The World Health Organization recommended yesterday that circumcision immediately become part of the frontline strategy to combat AIDS - a move that the group said could save millions of lives.
The benefit would be greatest in countries with widespread epidemics and low rates of circumcision, such as southern and eastern Africa, the WHO said.
"The recommendations represent a significant step forward in HIV prevention," said Dr. M. Kevin De Cock, director of the WHO's HIV/AIDS Department. High-risk countries "now have an additional intervention, which can reduce the risk of HIV infection in heterosexual men."
Circumcision in sub-Saharan Africa could prevent an estimated 5.7 million HIV infections and 3 million deaths over 20 years, the WHO said. That region saw about 270,000 new infections in 2006, according to the WHO and UNAIDS.
"If you combine this with other modalities - condom usage, responsible behavior, knowing the HIV status of your partner - this is a big addition to that armamentarium," said Dr. Anthony S. Fauci, director of the National Institute of Allergy and Infectious Diseases.
U.S. global AIDS coordinator Dr. Mark Dybul, who oversees the largest worldwide fund to fight AIDS, said the United States would "support safe male circumcision services as a part of an expanded approach to reduce HIV infections."
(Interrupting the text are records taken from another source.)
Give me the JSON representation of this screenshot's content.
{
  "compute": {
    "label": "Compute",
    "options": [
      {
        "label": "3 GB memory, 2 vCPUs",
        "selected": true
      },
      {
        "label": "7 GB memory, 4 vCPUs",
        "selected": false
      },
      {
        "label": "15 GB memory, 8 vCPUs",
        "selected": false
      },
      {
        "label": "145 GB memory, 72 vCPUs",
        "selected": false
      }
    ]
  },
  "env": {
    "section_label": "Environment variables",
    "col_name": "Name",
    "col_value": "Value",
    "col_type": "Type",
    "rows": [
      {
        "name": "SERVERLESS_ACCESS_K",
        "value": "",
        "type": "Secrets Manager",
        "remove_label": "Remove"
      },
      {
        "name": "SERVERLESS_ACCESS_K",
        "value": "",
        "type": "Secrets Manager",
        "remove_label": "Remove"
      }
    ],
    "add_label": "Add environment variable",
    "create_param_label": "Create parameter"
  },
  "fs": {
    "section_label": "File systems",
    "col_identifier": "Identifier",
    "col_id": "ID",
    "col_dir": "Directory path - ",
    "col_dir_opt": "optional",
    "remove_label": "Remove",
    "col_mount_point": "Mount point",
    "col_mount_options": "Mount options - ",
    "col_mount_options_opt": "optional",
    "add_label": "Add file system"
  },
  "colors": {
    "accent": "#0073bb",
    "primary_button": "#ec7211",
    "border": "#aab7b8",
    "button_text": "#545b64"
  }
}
WHO officials stressed that male circumcision should not give men a false sense of security. Circumcision does not provide complete protection against HIV, and people should continue other preventive practices, such as using condoms and reducing the number of sexual partners, experts said.